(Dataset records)
== Segment start ==
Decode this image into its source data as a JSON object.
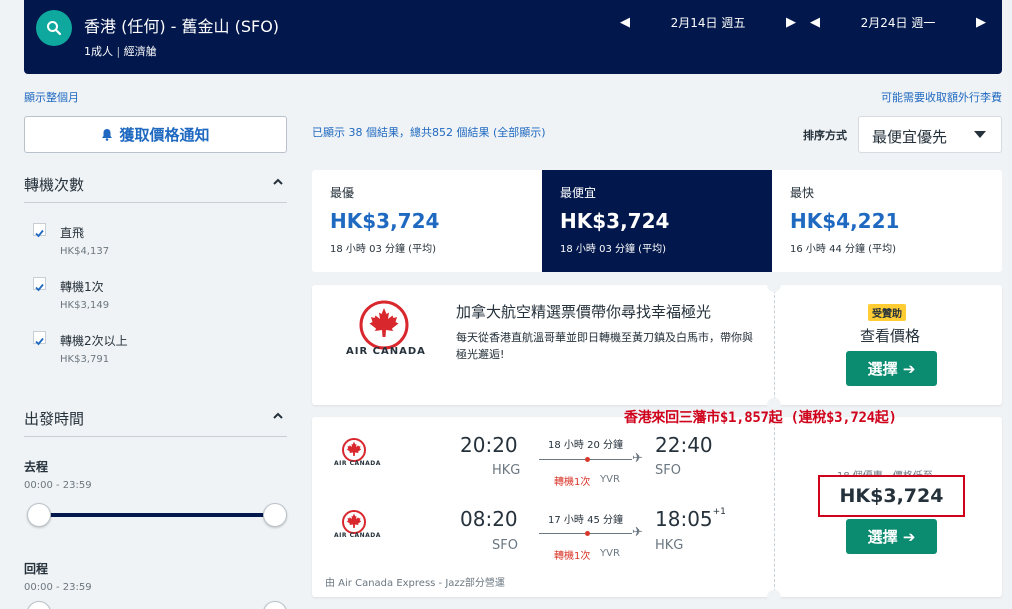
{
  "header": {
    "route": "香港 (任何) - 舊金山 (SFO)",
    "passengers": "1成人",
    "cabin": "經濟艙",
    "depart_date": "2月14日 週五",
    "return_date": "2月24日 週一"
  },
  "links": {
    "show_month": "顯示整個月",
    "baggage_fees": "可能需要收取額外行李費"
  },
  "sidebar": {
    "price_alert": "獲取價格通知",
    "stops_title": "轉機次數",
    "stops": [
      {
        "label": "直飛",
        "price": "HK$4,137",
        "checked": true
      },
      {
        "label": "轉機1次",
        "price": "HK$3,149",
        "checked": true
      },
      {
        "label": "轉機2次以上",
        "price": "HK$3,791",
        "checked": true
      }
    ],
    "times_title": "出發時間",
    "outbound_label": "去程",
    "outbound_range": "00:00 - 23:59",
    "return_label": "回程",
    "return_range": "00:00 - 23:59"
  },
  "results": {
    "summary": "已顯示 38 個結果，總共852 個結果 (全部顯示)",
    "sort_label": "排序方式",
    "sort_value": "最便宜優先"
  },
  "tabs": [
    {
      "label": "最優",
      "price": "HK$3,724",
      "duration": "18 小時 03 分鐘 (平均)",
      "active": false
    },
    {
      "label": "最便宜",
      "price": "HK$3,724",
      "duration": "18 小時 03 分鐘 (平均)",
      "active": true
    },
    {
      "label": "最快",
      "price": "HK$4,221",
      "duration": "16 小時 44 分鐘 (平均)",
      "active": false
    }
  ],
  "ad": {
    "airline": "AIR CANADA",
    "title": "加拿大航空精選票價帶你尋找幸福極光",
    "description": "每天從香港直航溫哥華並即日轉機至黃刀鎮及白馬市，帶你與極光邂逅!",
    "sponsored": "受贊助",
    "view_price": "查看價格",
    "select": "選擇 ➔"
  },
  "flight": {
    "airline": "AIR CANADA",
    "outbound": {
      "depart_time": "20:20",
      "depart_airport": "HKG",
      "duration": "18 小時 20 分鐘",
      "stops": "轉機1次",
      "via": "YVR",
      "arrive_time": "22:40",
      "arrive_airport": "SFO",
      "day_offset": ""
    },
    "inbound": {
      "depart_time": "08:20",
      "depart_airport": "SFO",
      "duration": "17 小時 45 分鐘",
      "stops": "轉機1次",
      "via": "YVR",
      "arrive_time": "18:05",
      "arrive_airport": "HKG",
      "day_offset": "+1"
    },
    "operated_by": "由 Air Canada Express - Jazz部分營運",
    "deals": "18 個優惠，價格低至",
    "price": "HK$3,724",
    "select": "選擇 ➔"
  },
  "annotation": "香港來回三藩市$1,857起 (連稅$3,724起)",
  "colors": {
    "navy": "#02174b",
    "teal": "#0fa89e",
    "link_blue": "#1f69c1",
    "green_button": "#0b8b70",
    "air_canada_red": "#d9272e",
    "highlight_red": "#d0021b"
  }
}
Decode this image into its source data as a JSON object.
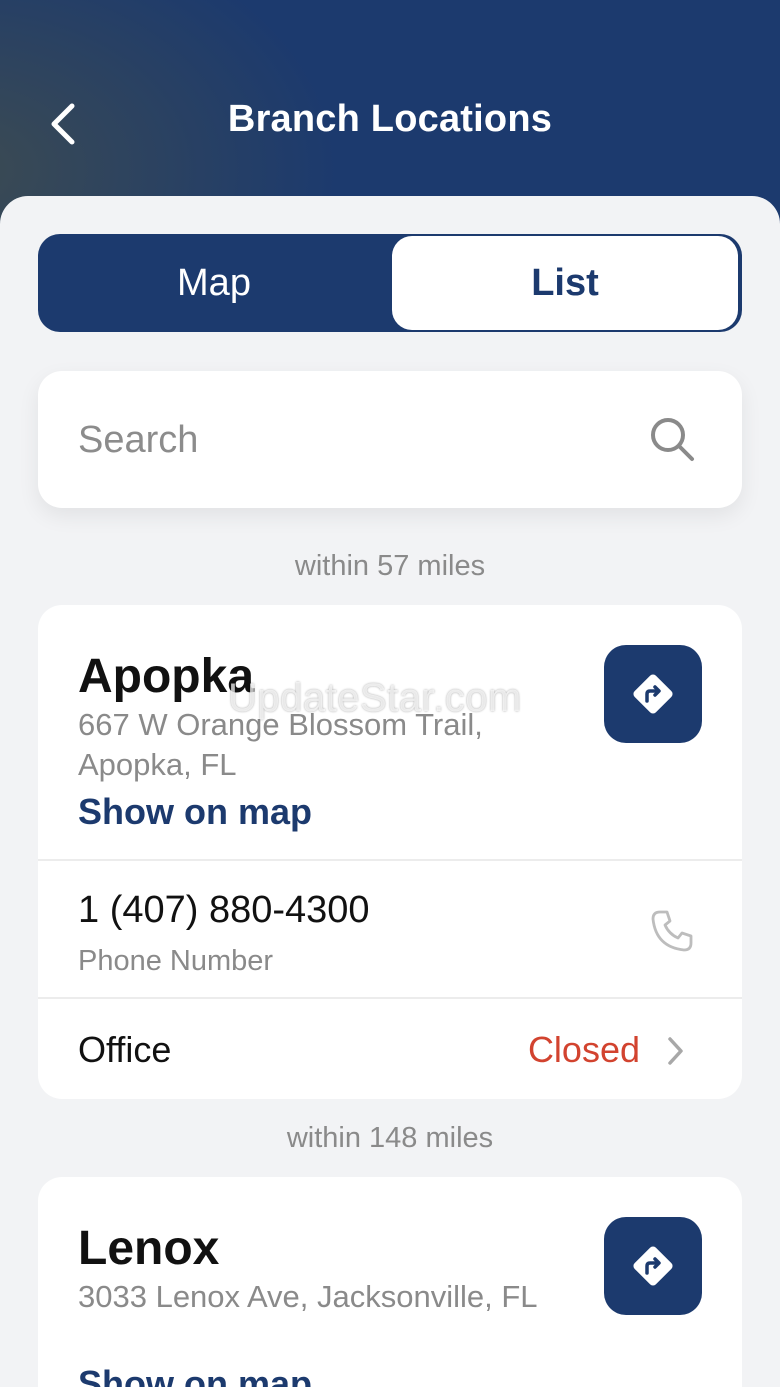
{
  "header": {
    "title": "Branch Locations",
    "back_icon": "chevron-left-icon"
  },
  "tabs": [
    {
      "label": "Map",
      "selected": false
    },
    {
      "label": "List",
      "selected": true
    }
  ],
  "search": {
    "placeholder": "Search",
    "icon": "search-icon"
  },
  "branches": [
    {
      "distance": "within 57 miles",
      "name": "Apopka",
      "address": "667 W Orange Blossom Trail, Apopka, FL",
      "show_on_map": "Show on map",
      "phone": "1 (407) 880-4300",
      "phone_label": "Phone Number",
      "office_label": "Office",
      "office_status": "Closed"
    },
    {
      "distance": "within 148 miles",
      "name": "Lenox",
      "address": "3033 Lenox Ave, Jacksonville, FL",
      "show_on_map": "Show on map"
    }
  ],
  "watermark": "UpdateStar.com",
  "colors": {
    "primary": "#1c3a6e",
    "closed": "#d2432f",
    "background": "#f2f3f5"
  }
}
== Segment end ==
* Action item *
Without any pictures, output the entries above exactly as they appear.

* Response below *
Decode this image into its source data as a JSON object.
{
  "header": {
    "route": "香港 (任何) - 舊金山 (SFO)",
    "passengers": "1成人",
    "cabin": "經濟艙",
    "depart_date": "2月14日 週五",
    "return_date": "2月24日 週一"
  },
  "links": {
    "show_month": "顯示整個月",
    "baggage_fees": "可能需要收取額外行李費"
  },
  "sidebar": {
    "price_alert": "獲取價格通知",
    "stops_title": "轉機次數",
    "stops": [
      {
        "label": "直飛",
        "price": "HK$4,137",
        "checked": true
      },
      {
        "label": "轉機1次",
        "price": "HK$3,149",
        "checked": true
      },
      {
        "label": "轉機2次以上",
        "price": "HK$3,791",
        "checked": true
      }
    ],
    "times_title": "出發時間",
    "outbound_label": "去程",
    "outbound_range": "00:00 - 23:59",
    "return_label": "回程",
    "return_range": "00:00 - 23:59"
  },
  "results": {
    "summary": "已顯示 38 個結果，總共852 個結果 (全部顯示)",
    "sort_label": "排序方式",
    "sort_value": "最便宜優先"
  },
  "tabs": [
    {
      "label": "最優",
      "price": "HK$3,724",
      "duration": "18 小時 03 分鐘 (平均)",
      "active": false
    },
    {
      "label": "最便宜",
      "price": "HK$3,724",
      "duration": "18 小時 03 分鐘 (平均)",
      "active": true
    },
    {
      "label": "最快",
      "price": "HK$4,221",
      "duration": "16 小時 44 分鐘 (平均)",
      "active": false
    }
  ],
  "ad": {
    "airline": "AIR CANADA",
    "title": "加拿大航空精選票價帶你尋找幸福極光",
    "description": "每天從香港直航溫哥華並即日轉機至黃刀鎮及白馬市，帶你與極光邂逅!",
    "sponsored": "受贊助",
    "view_price": "查看價格",
    "select": "選擇 ➔"
  },
  "flight": {
    "airline": "AIR CANADA",
    "outbound": {
      "depart_time": "20:20",
      "depart_airport": "HKG",
      "duration": "18 小時 20 分鐘",
      "stops": "轉機1次",
      "via": "YVR",
      "arrive_time": "22:40",
      "arrive_airport": "SFO",
      "day_offset": ""
    },
    "inbound": {
      "depart_time": "08:20",
      "depart_airport": "SFO",
      "duration": "17 小時 45 分鐘",
      "stops": "轉機1次",
      "via": "YVR",
      "arrive_time": "18:05",
      "arrive_airport": "HKG",
      "day_offset": "+1"
    },
    "operated_by": "由 Air Canada Express - Jazz部分營運",
    "deals": "18 個優惠，價格低至",
    "price": "HK$3,724",
    "select": "選擇 ➔"
  },
  "annotation": "香港來回三藩市$1,857起 (連稅$3,724起)",
  "colors": {
    "navy": "#02174b",
    "teal": "#0fa89e",
    "link_blue": "#1f69c1",
    "green_button": "#0b8b70",
    "air_canada_red": "#d9272e",
    "highlight_red": "#d0021b"
  }
}
Decode this image into its source data as a JSON object.
{
  "header": {
    "title": "Branch Locations",
    "back_icon": "chevron-left-icon"
  },
  "tabs": [
    {
      "label": "Map",
      "selected": false
    },
    {
      "label": "List",
      "selected": true
    }
  ],
  "search": {
    "placeholder": "Search",
    "icon": "search-icon"
  },
  "branches": [
    {
      "distance": "within 57 miles",
      "name": "Apopka",
      "address": "667 W Orange Blossom Trail, Apopka, FL",
      "show_on_map": "Show on map",
      "phone": "1 (407) 880-4300",
      "phone_label": "Phone Number",
      "office_label": "Office",
      "office_status": "Closed"
    },
    {
      "distance": "within 148 miles",
      "name": "Lenox",
      "address": "3033 Lenox Ave, Jacksonville, FL",
      "show_on_map": "Show on map"
    }
  ],
  "watermark": "UpdateStar.com",
  "colors": {
    "primary": "#1c3a6e",
    "closed": "#d2432f",
    "background": "#f2f3f5"
  }
}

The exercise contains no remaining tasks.